§ **Exercise details**: Among the lines of the records, find all that carry the word "icon" and copy them.

[[ Exercise materials open ]]

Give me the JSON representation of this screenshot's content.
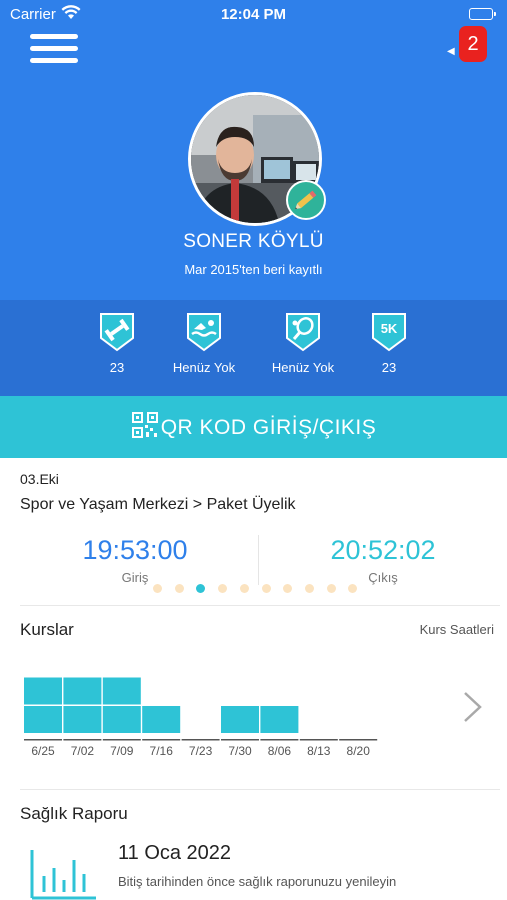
{
  "status_bar": {
    "carrier": "Carrier",
    "time": "12:04 PM"
  },
  "header": {
    "notification_count": "2",
    "user_name": "SONER KÖYLÜ",
    "member_since": "Mar 2015'ten beri kayıtlı",
    "colors": {
      "primary": "#2f80ea",
      "badge_row": "#2a70d3",
      "accent": "#2ec3d6",
      "edit": "#2fb39a",
      "badge_red": "#e9221f"
    }
  },
  "achievements": [
    {
      "icon": "dumbbell-badge-icon",
      "label": "23"
    },
    {
      "icon": "swimming-badge-icon",
      "label": "Henüz Yok"
    },
    {
      "icon": "tennis-badge-icon",
      "label": "Henüz Yok"
    },
    {
      "icon": "5k-badge-icon",
      "badge_text": "5K",
      "label": "23"
    }
  ],
  "qr": {
    "label": "QR KOD GİRİŞ/ÇIKIŞ"
  },
  "entry": {
    "date": "03.Eki",
    "place": "Spor ve Yaşam Merkezi > Paket Üyelik",
    "checkin_time": "19:53:00",
    "checkin_label": "Giriş",
    "checkout_time": "20:52:02",
    "checkout_label": "Çıkış",
    "pager": {
      "total": 10,
      "active_index": 2
    }
  },
  "courses": {
    "title": "Kurslar",
    "link": "Kurs Saatleri"
  },
  "chart_data": {
    "type": "bar",
    "categories": [
      "6/25",
      "7/02",
      "7/09",
      "7/16",
      "7/23",
      "7/30",
      "8/06",
      "8/13",
      "8/20"
    ],
    "values": [
      2,
      2,
      2,
      1,
      0,
      1,
      1,
      0,
      0
    ],
    "title": "",
    "xlabel": "",
    "ylabel": "",
    "ylim": [
      0,
      2
    ],
    "grid": false,
    "legend": "none",
    "color": "#2ec3d6"
  },
  "health": {
    "title": "Sağlık Raporu",
    "date": "11 Oca 2022",
    "note": "Bitiş tarihinden önce sağlık raporunuzu yenileyin"
  }
}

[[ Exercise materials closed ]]

§ **Answer to this problem**:
      "icon": "dumbbell-badge-icon",
      "icon": "swimming-badge-icon",
      "icon": "tennis-badge-icon",
      "icon": "5k-badge-icon",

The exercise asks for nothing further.